By: Gretchen Gehrke, Marcy Beck, Alejandro Paz, Sara Wylie, Kelly Wilkins, and Kelsey Breseman
EDGI’s Website Monitoring team has just published the first of a new kind of report: from the perspective of web resource governance, we assess observed changes to EPA’s Unconventional Oil and Gas Extraction Effluent Guidelines webpage, the primary resource for the public to learn about hydraulic fracturing wastewater discharge. This report focuses on changes that occurred during a period of regulatory proceedings this summer, and addresses information development and management.

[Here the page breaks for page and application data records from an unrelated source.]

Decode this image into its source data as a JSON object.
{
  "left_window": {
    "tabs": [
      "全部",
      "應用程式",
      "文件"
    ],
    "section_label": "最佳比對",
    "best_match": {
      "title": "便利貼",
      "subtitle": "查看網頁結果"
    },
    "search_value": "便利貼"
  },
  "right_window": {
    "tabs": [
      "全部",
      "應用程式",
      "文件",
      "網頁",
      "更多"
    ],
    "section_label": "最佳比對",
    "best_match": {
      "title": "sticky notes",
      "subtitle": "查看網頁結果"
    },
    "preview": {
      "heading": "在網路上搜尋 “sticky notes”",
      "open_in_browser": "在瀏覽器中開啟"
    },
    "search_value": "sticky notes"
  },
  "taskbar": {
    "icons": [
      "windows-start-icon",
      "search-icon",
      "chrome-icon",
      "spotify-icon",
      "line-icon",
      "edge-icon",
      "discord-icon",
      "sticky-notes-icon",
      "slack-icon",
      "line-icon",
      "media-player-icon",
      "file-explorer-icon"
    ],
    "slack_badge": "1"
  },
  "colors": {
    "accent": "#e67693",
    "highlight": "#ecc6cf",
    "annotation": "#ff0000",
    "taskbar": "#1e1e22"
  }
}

In EDGI, we monitor thousands of federal agency webpages about climate, energy, and the environment. One of the primary reasons we document changes to federal websites is to foster a spirit of and facilitate actions toward more transparent and information-positive web resource governance by our federal agencies. Until now, our reports have focused exclusively on detailing changes we observed on federal websites. However, in order to inspire better federal web resource governance, we also need to present our analyses of current practices and provide both conceptual and concrete recommendations for improvements. Changes to EPA’s Unconventional Oil and Gas Extraction Effluent Guidelines webpage during a period of regulatory proceedings this summer–such as the removal of background information on hydraulic fracturing wastewater and the removal of a section about a current EPA study that could put the current wastewater discharge prohibition at risk–provided a bounded example for our review, documentation, analysis, and recommendations addressing better management of that informational page.
Why web resource governance matters
Federal agency websites are regarded as authoritative sources of information. The public turns to these sites in large numbers. For example, according to Alexa.com analytics, EPA’s homepage is the 1,610th most visited website in the US in Fall 2019, and people find EPA’s website by searching for a very broad range of terms and topics. For many topics, web visitors can find basic educational material and summaries of relevant rules and regulations. Information about regulations on agency websites is generally much more discoverable by topic and is more approachable than information published elsewhere by the federal government, such as the Federal Register website.
Strict management and maintenance of agency webpages that are labeled as informational resources about regulations are very important, as these are primary avenues for the public to learn about regulations that affect them and their environment. Agencies have the opportunity to provide information about the purpose, scope, and specific evolution of regulations. By providing sufficient context and a transparent regulatory process, websites, and especially regulatory-focused webpages, can become an avenue of trust-building between agencies and the public. The opposite is also true: with insufficient context, regulations may seem obscure or inappropriate, and agency websites may become an avenue for the public to become skeptical or disgruntled. For example, there was public outrage at EPA’s removal of its Climate Change website on the eve of the People’s Climate March in 2017.
Example case: Unconventional Oil and Gas Extraction Effluent Guidelines
EPA’s Unconventional Oil and Gas Extraction Effluent Guidelines webpage is the single webpage identified for readers to find further information about the Effluent Limitations Guidelines and Standards for the Oil and Gas Extraction Point Source Category rule, and does provide some important context about the rule. However, recent changes to the webpage have detracted from its comprehensibility. This rule, prohibiting the discharge of oil and gas extraction wastewater to surface waters through publicly owned treatment works (POTWs), was initially promulgated in 2016. After an extensive review due to a 2016 appeal by industry, the rule was upheld by EPA in July 2019. Within days of this decision, EPA removed considerable contextual information (compare July 1 versus July 2, 2019) from its Unconventional Oil and Gas Extraction Effluent Guidelines page including:
- a section of the webpage that explained unconventional oil and gas (UOG) extraction and wastewater generation processes, which would help the reader understand why and how the new rule is applicable to UOG wastewater;
- a short description of and link to the ongoing Study of Oil and Gas Extraction Wastewater Management, which is exploring possible means by which regulations could allow for broader discharge of UOG wastewater to surface waters, and could impact the applicability of this rule in the future;
- and text explaining the process EPA had implemented to come to its conclusion that the original 2016 final rule would stand.
Each of these pieces of information are important for a reader to understand the purpose and status of this important regulation.
First order recommendations
In order to make webpages such as the Unconventional Oil and Gas Extraction Effluent Guidelines page more accessible, transparent, and informative, we recommend that federal agencies adopt the following standards for content and records management of regulatory information:
- retain historical information that had appeared on a webpage to demonstrate the evolution of a rule rather than replacing it as regulatory proceeding statuses change.
- provide access to a record of changes made to each webpage, so even if they don’t retain information in the text of the page itself, a web visitor could find historical information.
- include links to pages containing related information and provide summaries of their content.
- employ ladders of information with increasing detail in their website structure so web visitors can easily navigate from baseline summaries to detailed scientific information, serving both the general public and audiences more engaged with specific subject matters.
Read the full report here and keep an eye out for more web governance reports and recommendations from our team in EDGI. Please also share your thoughts about this report or web governance issues by emailing email@example.com. We’ll synthesize feedback received and will post it in an upcoming blog. Thank you!